→ DATA RECORDS:
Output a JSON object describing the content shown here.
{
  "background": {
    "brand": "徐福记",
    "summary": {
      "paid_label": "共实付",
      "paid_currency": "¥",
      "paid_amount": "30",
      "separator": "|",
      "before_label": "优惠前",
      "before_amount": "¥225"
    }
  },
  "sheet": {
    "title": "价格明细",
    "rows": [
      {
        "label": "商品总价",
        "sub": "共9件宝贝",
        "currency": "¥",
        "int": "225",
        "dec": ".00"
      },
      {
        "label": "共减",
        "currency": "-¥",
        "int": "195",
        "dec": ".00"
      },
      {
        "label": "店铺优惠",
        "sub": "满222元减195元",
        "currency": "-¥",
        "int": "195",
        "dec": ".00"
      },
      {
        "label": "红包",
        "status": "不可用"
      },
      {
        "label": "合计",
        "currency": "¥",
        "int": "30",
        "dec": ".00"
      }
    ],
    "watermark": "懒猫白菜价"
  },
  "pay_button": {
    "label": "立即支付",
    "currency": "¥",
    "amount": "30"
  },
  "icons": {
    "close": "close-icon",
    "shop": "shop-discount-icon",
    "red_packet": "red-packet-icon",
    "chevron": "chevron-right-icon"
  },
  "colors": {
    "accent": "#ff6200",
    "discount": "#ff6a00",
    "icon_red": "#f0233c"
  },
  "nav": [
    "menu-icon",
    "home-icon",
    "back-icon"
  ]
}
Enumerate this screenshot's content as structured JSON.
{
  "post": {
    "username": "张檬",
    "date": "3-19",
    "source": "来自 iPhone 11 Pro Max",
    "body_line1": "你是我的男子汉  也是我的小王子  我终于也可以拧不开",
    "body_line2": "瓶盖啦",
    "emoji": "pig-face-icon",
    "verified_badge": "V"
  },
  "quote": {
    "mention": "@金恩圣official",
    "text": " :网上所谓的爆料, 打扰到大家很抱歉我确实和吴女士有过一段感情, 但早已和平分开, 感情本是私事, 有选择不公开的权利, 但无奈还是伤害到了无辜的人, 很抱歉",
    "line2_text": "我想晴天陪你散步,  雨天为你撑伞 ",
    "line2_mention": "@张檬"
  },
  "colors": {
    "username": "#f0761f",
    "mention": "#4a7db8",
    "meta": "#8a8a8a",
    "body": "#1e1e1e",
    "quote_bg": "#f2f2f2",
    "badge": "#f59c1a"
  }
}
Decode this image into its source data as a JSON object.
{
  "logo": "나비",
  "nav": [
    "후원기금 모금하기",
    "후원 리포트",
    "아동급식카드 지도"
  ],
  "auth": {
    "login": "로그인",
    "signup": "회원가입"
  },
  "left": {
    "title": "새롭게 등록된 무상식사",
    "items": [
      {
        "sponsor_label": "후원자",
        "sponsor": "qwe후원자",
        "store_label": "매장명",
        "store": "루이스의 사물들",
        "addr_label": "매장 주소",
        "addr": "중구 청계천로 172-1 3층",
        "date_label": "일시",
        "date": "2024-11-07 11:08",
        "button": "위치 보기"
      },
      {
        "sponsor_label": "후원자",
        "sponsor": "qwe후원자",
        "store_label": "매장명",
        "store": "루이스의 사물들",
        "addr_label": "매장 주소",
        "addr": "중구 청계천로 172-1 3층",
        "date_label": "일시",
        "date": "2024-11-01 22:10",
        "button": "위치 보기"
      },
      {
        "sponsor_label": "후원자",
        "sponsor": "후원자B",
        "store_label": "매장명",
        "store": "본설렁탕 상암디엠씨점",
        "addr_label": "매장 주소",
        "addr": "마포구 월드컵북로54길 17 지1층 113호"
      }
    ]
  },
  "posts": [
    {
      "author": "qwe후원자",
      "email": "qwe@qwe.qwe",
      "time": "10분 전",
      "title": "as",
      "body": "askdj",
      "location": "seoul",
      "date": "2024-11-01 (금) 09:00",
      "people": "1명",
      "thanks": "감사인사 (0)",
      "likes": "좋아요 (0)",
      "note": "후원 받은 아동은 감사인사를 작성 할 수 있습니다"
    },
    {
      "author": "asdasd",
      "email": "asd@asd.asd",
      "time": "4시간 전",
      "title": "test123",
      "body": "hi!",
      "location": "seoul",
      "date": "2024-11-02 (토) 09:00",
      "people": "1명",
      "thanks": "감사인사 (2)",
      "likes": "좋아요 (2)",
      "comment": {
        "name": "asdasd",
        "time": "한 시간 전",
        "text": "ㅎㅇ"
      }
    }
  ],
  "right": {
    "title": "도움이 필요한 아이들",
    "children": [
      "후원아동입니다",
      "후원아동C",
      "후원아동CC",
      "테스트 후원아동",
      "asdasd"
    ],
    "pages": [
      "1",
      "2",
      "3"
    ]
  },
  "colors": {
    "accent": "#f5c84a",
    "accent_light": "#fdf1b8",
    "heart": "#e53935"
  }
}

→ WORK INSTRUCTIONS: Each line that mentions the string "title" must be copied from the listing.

→ RESULT:
    "title": "价格明细",
    "title": "새롭게 등록된 무상식사",
      "title": "as",
      "title": "test123",
    "title": "도움이 필요한 아이들",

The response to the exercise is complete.